    stressor, effluent, ecology, marine science, measurement method., RFA, Scientific Discipline, Geographic Area, Water, Ecosystem Protection/Environmental Exposure & Risk, Nutrients, Ecology, Ecosystem/Assessment/Indicators, Ecosystem Protection, State, Ecological Effects - Environmental Exposure & Risk, Ecology and Ecosystems, coastal ecosystem, aquatic ecosystem, environmental monitoring, hydrological stability, nutrient supply, nutrient transport, risk assessment, bays, marine ecosystem, algae, estuaries, stressors, macroalgae, tropical ecosystems, algal growth, coastal environments, Puerto Rico, effluent, ecosystem indicators, estuarine ecosystems, tropical storms, water quality, phosphorus, ecological indicators, California (CA), Florida, nitrogen

    Progress and Final Reports:

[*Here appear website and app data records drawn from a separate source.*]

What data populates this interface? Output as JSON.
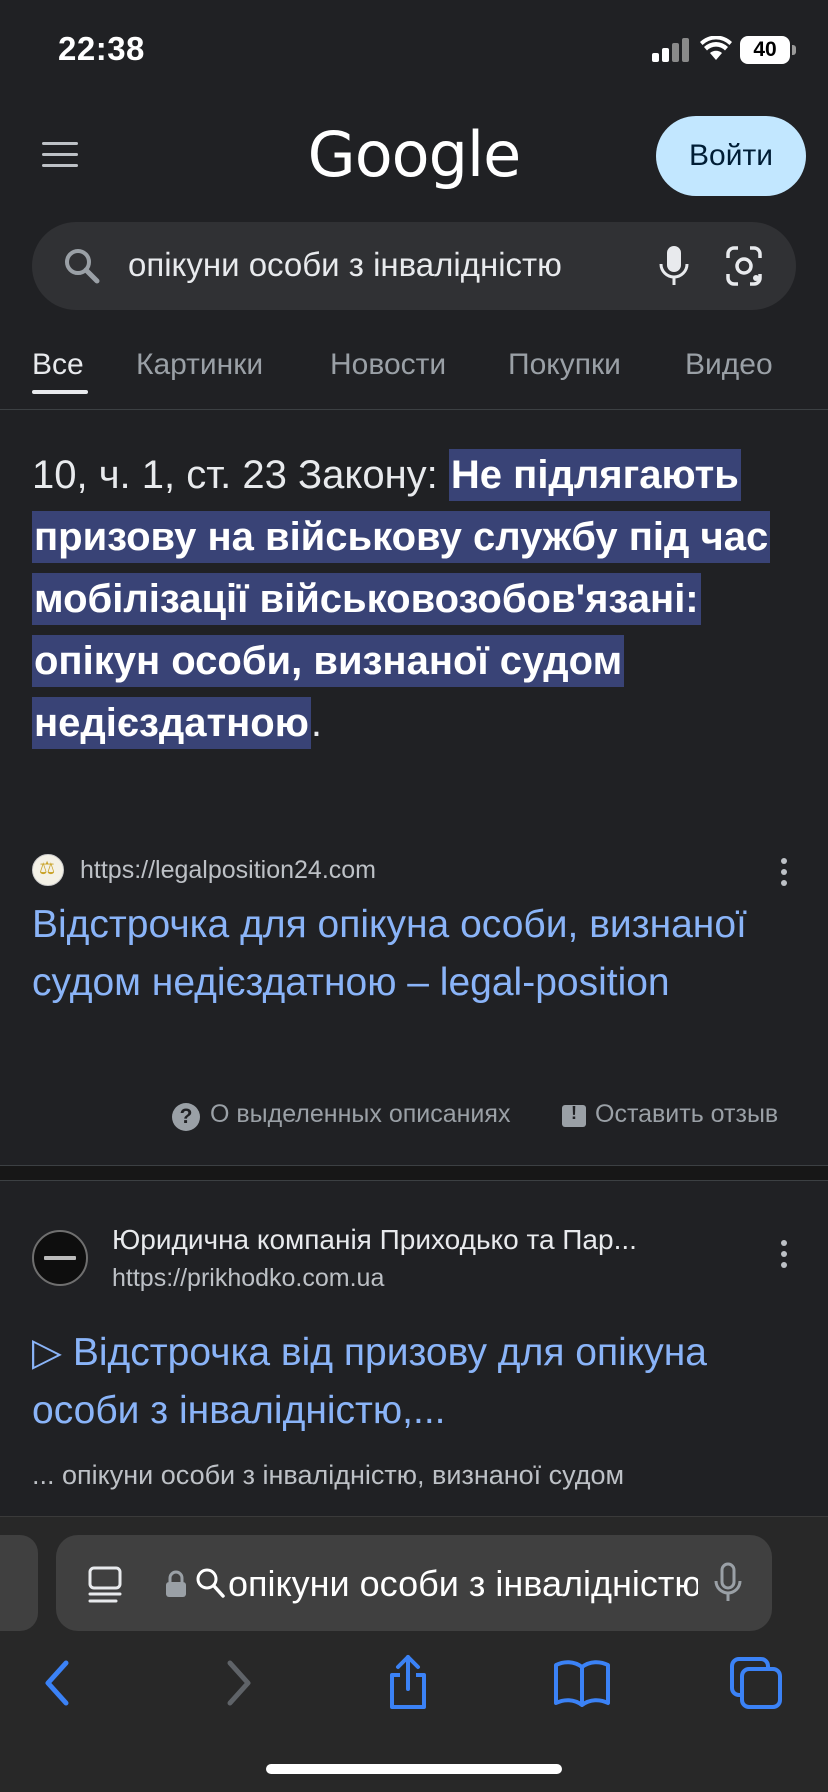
{
  "status_bar": {
    "time": "22:38",
    "battery": "40"
  },
  "header": {
    "logo": "Google",
    "signin_label": "Войти"
  },
  "search": {
    "query": "опікуни особи з інвалідністю"
  },
  "tabs": [
    "Все",
    "Картинки",
    "Новости",
    "Покупки",
    "Видео"
  ],
  "featured_snippet": {
    "prefix": "10, ч. 1, ст. 23 Закону: ",
    "highlight": "Не підлягають призову на військову службу під час мобілізації військовозобов'язані: опікун особи, визнаної судом недієздатною",
    "suffix": ".",
    "source_url": "https://legalposition24.com",
    "title": "Відстрочка для опікуна особи, визнаної судом недієздатною – legal-position",
    "about_label": "О выделенных описаниях",
    "feedback_label": "Оставить отзыв"
  },
  "result2": {
    "site_name": "Юридична компанія Приходько та Пар...",
    "url": "https://prikhodko.com.ua",
    "title": "▷ Відстрочка від призову для опікуна особи з інвалідністю,...",
    "snippet": "... опікуни особи з інвалідністю, визнаної судом"
  },
  "browser": {
    "address_text": "опікуни особи з інвалідністю",
    "accent_color": "#3b82f6"
  },
  "colors": {
    "background": "#202124",
    "link": "#8ab4f8",
    "highlight": "#394376",
    "signin_bg": "#c2e7ff"
  }
}
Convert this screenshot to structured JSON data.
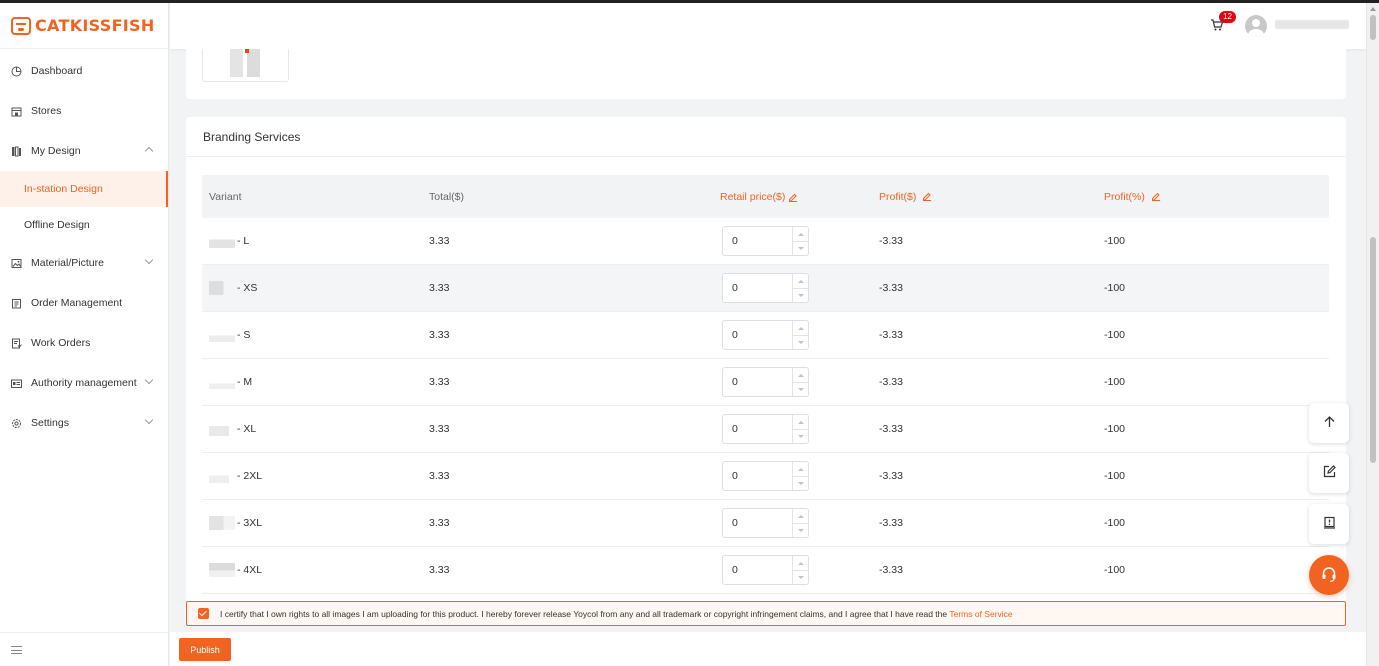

    Original Abstract
  • 2000 Progress Report
  • Final Report